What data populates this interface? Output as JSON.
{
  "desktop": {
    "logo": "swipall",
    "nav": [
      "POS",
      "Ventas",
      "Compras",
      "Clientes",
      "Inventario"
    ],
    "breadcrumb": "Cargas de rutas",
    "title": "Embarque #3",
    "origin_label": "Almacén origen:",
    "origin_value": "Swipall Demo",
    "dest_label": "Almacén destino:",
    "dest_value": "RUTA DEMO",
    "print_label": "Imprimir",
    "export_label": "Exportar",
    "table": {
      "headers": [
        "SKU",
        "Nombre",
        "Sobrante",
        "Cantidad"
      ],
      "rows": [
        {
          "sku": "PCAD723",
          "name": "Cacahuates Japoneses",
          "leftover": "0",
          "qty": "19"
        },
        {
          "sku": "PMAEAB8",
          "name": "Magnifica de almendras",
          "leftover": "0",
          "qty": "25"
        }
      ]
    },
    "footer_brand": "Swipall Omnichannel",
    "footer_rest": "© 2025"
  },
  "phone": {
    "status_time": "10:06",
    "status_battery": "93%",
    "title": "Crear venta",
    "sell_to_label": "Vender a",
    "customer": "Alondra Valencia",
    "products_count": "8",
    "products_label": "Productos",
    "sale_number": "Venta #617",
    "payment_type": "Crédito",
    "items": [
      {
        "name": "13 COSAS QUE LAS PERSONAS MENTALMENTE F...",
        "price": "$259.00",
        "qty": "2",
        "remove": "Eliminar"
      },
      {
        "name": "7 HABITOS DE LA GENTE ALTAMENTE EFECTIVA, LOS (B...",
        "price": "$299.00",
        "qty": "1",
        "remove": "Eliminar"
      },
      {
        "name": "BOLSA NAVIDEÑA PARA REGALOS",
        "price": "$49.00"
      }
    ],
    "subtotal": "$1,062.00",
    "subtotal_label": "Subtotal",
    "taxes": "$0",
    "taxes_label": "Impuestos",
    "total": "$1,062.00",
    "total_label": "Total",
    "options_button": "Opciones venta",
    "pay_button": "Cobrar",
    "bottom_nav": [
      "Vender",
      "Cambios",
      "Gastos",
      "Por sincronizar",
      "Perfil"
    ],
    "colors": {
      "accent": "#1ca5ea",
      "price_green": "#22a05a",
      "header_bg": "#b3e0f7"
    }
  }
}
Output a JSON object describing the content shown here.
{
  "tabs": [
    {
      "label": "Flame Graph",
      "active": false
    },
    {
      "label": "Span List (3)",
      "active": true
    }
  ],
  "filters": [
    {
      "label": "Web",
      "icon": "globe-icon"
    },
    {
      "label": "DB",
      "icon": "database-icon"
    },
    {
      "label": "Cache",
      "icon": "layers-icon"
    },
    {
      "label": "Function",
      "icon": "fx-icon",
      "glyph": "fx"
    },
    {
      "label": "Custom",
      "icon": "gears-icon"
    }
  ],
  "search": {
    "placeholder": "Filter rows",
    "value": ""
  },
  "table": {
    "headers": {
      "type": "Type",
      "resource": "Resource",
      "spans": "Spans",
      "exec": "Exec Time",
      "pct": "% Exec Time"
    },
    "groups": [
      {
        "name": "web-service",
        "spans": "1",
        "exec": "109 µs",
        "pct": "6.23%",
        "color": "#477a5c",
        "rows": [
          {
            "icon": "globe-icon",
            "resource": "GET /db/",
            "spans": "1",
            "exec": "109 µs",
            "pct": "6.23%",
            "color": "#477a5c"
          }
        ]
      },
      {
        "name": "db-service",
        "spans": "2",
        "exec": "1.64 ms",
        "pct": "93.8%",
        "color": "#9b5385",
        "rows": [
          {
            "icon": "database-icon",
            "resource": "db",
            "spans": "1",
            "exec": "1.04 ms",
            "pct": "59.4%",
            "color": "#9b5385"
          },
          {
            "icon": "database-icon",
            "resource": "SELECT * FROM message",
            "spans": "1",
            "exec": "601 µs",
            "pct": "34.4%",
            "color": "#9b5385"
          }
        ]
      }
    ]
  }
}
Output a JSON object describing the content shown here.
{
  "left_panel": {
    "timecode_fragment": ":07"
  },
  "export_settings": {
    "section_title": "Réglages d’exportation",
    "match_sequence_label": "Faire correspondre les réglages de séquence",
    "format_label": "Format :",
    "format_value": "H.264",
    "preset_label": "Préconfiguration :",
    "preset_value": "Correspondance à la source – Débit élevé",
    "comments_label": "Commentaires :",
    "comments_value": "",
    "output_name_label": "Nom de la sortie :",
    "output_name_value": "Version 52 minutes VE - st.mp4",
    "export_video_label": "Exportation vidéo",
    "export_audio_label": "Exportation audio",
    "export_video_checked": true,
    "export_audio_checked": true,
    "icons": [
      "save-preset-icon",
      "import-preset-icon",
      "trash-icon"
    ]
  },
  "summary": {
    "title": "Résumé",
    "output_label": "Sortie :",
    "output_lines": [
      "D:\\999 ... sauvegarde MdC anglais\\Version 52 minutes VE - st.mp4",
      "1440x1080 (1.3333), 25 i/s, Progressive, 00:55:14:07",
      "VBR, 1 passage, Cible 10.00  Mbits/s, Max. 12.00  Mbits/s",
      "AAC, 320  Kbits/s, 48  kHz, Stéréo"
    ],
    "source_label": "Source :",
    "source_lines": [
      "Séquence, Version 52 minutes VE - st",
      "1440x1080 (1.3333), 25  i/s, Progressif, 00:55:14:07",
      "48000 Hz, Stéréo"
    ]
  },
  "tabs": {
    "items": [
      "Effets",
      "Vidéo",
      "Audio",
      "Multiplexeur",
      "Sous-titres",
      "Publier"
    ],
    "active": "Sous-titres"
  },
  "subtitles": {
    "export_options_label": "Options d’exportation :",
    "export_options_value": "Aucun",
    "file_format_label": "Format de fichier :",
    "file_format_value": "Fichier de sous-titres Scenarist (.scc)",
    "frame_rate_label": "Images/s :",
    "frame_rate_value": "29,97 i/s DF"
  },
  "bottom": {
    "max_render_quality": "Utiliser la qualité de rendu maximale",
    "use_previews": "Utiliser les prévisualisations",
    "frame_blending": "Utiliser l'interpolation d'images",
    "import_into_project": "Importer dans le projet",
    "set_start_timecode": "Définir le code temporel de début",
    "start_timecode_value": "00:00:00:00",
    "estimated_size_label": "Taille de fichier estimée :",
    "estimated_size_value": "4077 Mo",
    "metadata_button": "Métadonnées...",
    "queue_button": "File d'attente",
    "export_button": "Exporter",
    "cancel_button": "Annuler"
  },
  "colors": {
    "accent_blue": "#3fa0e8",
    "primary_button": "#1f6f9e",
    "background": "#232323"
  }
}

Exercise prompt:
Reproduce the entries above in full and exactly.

Written answer:
What data populates this interface? Output as JSON.
{
  "desktop": {
    "logo": "swipall",
    "nav": [
      "POS",
      "Ventas",
      "Compras",
      "Clientes",
      "Inventario"
    ],
    "breadcrumb": "Cargas de rutas",
    "title": "Embarque #3",
    "origin_label": "Almacén origen:",
    "origin_value": "Swipall Demo",
    "dest_label": "Almacén destino:",
    "dest_value": "RUTA DEMO",
    "print_label": "Imprimir",
    "export_label": "Exportar",
    "table": {
      "headers": [
        "SKU",
        "Nombre",
        "Sobrante",
        "Cantidad"
      ],
      "rows": [
        {
          "sku": "PCAD723",
          "name": "Cacahuates Japoneses",
          "leftover": "0",
          "qty": "19"
        },
        {
          "sku": "PMAEAB8",
          "name": "Magnifica de almendras",
          "leftover": "0",
          "qty": "25"
        }
      ]
    },
    "footer_brand": "Swipall Omnichannel",
    "footer_rest": "© 2025"
  },
  "phone": {
    "status_time": "10:06",
    "status_battery": "93%",
    "title": "Crear venta",
    "sell_to_label": "Vender a",
    "customer": "Alondra Valencia",
    "products_count": "8",
    "products_label": "Productos",
    "sale_number": "Venta #617",
    "payment_type": "Crédito",
    "items": [
      {
        "name": "13 COSAS QUE LAS PERSONAS MENTALMENTE F...",
        "price": "$259.00",
        "qty": "2",
        "remove": "Eliminar"
      },
      {
        "name": "7 HABITOS DE LA GENTE ALTAMENTE EFECTIVA, LOS (B...",
        "price": "$299.00",
        "qty": "1",
        "remove": "Eliminar"
      },
      {
        "name": "BOLSA NAVIDEÑA PARA REGALOS",
        "price": "$49.00"
      }
    ],
    "subtotal": "$1,062.00",
    "subtotal_label": "Subtotal",
    "taxes": "$0",
    "taxes_label": "Impuestos",
    "total": "$1,062.00",
    "total_label": "Total",
    "options_button": "Opciones venta",
    "pay_button": "Cobrar",
    "bottom_nav": [
      "Vender",
      "Cambios",
      "Gastos",
      "Por sincronizar",
      "Perfil"
    ],
    "colors": {
      "accent": "#1ca5ea",
      "price_green": "#22a05a",
      "header_bg": "#b3e0f7"
    }
  }
}
Output a JSON object describing the content shown here.
{
  "tabs": [
    {
      "label": "Flame Graph",
      "active": false
    },
    {
      "label": "Span List (3)",
      "active": true
    }
  ],
  "filters": [
    {
      "label": "Web",
      "icon": "globe-icon"
    },
    {
      "label": "DB",
      "icon": "database-icon"
    },
    {
      "label": "Cache",
      "icon": "layers-icon"
    },
    {
      "label": "Function",
      "icon": "fx-icon",
      "glyph": "fx"
    },
    {
      "label": "Custom",
      "icon": "gears-icon"
    }
  ],
  "search": {
    "placeholder": "Filter rows",
    "value": ""
  },
  "table": {
    "headers": {
      "type": "Type",
      "resource": "Resource",
      "spans": "Spans",
      "exec": "Exec Time",
      "pct": "% Exec Time"
    },
    "groups": [
      {
        "name": "web-service",
        "spans": "1",
        "exec": "109 µs",
        "pct": "6.23%",
        "color": "#477a5c",
        "rows": [
          {
            "icon": "globe-icon",
            "resource": "GET /db/",
            "spans": "1",
            "exec": "109 µs",
            "pct": "6.23%",
            "color": "#477a5c"
          }
        ]
      },
      {
        "name": "db-service",
        "spans": "2",
        "exec": "1.64 ms",
        "pct": "93.8%",
        "color": "#9b5385",
        "rows": [
          {
            "icon": "database-icon",
            "resource": "db",
            "spans": "1",
            "exec": "1.04 ms",
            "pct": "59.4%",
            "color": "#9b5385"
          },
          {
            "icon": "database-icon",
            "resource": "SELECT * FROM message",
            "spans": "1",
            "exec": "601 µs",
            "pct": "34.4%",
            "color": "#9b5385"
          }
        ]
      }
    ]
  }
}
Output a JSON object describing the content shown here.
{
  "left_panel": {
    "timecode_fragment": ":07"
  },
  "export_settings": {
    "section_title": "Réglages d’exportation",
    "match_sequence_label": "Faire correspondre les réglages de séquence",
    "format_label": "Format :",
    "format_value": "H.264",
    "preset_label": "Préconfiguration :",
    "preset_value": "Correspondance à la source – Débit élevé",
    "comments_label": "Commentaires :",
    "comments_value": "",
    "output_name_label": "Nom de la sortie :",
    "output_name_value": "Version 52 minutes VE - st.mp4",
    "export_video_label": "Exportation vidéo",
    "export_audio_label": "Exportation audio",
    "export_video_checked": true,
    "export_audio_checked": true,
    "icons": [
      "save-preset-icon",
      "import-preset-icon",
      "trash-icon"
    ]
  },
  "summary": {
    "title": "Résumé",
    "output_label": "Sortie :",
    "output_lines": [
      "D:\\999 ... sauvegarde MdC anglais\\Version 52 minutes VE - st.mp4",
      "1440x1080 (1.3333), 25 i/s, Progressive, 00:55:14:07",
      "VBR, 1 passage, Cible 10.00  Mbits/s, Max. 12.00  Mbits/s",
      "AAC, 320  Kbits/s, 48  kHz, Stéréo"
    ],
    "source_label": "Source :",
    "source_lines": [
      "Séquence, Version 52 minutes VE - st",
      "1440x1080 (1.3333), 25  i/s, Progressif, 00:55:14:07",
      "48000 Hz, Stéréo"
    ]
  },
  "tabs": {
    "items": [
      "Effets",
      "Vidéo",
      "Audio",
      "Multiplexeur",
      "Sous-titres",
      "Publier"
    ],
    "active": "Sous-titres"
  },
  "subtitles": {
    "export_options_label": "Options d’exportation :",
    "export_options_value": "Aucun",
    "file_format_label": "Format de fichier :",
    "file_format_value": "Fichier de sous-titres Scenarist (.scc)",
    "frame_rate_label": "Images/s :",
    "frame_rate_value": "29,97 i/s DF"
  },
  "bottom": {
    "max_render_quality": "Utiliser la qualité de rendu maximale",
    "use_previews": "Utiliser les prévisualisations",
    "frame_blending": "Utiliser l'interpolation d'images",
    "import_into_project": "Importer dans le projet",
    "set_start_timecode": "Définir le code temporel de début",
    "start_timecode_value": "00:00:00:00",
    "estimated_size_label": "Taille de fichier estimée :",
    "estimated_size_value": "4077 Mo",
    "metadata_button": "Métadonnées...",
    "queue_button": "File d'attente",
    "export_button": "Exporter",
    "cancel_button": "Annuler"
  },
  "colors": {
    "accent_blue": "#3fa0e8",
    "primary_button": "#1f6f9e",
    "background": "#232323"
  }
}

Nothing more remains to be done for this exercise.